Aim of the task = The number of lines in the entries below holding the word "name" is all that is needed here.

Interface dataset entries

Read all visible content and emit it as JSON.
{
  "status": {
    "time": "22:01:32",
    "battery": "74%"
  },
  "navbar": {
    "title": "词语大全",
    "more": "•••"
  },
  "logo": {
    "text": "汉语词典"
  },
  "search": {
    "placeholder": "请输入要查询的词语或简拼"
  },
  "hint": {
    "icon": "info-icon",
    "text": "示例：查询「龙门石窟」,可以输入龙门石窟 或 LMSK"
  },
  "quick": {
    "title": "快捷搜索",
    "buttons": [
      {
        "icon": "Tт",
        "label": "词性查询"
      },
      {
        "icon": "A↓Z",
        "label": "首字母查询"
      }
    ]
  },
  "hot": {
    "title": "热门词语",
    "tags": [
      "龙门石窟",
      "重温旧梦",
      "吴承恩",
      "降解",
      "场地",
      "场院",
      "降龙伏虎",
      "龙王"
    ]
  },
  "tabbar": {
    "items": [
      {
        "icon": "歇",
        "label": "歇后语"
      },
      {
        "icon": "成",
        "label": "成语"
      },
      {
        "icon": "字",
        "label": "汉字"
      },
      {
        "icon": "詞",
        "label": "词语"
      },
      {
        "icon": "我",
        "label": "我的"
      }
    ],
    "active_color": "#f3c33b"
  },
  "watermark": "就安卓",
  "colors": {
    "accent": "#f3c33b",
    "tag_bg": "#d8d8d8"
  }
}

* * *

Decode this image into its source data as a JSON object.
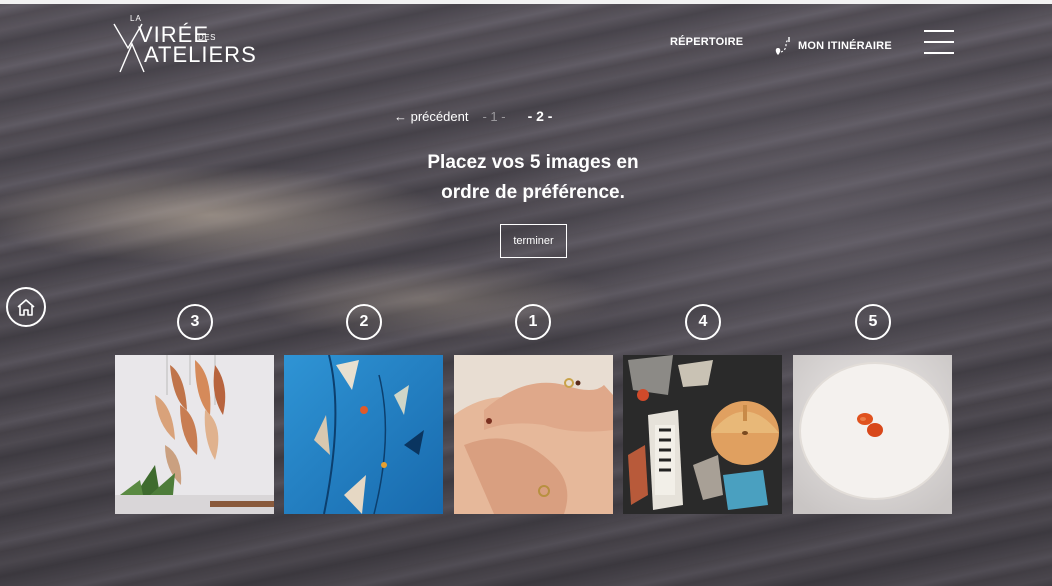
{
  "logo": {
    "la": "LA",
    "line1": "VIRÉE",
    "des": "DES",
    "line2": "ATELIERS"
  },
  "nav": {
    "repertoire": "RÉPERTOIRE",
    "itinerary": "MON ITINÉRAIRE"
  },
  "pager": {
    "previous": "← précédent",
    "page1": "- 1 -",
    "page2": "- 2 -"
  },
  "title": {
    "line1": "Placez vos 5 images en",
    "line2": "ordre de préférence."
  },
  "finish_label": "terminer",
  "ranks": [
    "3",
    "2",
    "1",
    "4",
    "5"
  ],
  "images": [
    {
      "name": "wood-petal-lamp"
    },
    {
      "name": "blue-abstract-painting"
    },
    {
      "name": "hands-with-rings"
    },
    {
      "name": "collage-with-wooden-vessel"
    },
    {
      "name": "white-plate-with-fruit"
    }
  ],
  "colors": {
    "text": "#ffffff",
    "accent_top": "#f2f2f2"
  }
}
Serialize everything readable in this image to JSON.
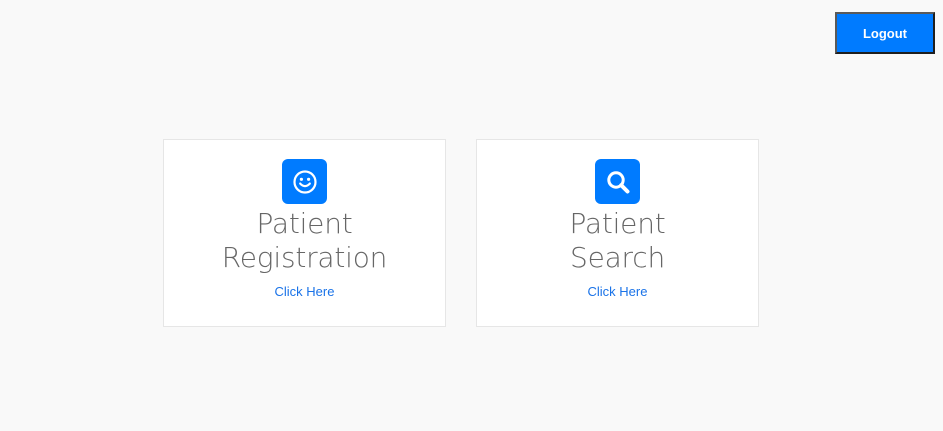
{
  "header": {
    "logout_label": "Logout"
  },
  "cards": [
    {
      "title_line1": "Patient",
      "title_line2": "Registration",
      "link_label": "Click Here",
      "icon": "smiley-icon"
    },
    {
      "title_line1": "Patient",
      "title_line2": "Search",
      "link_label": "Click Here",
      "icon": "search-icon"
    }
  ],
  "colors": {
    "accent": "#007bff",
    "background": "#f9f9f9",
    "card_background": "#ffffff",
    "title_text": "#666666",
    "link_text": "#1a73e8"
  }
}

Task result = 5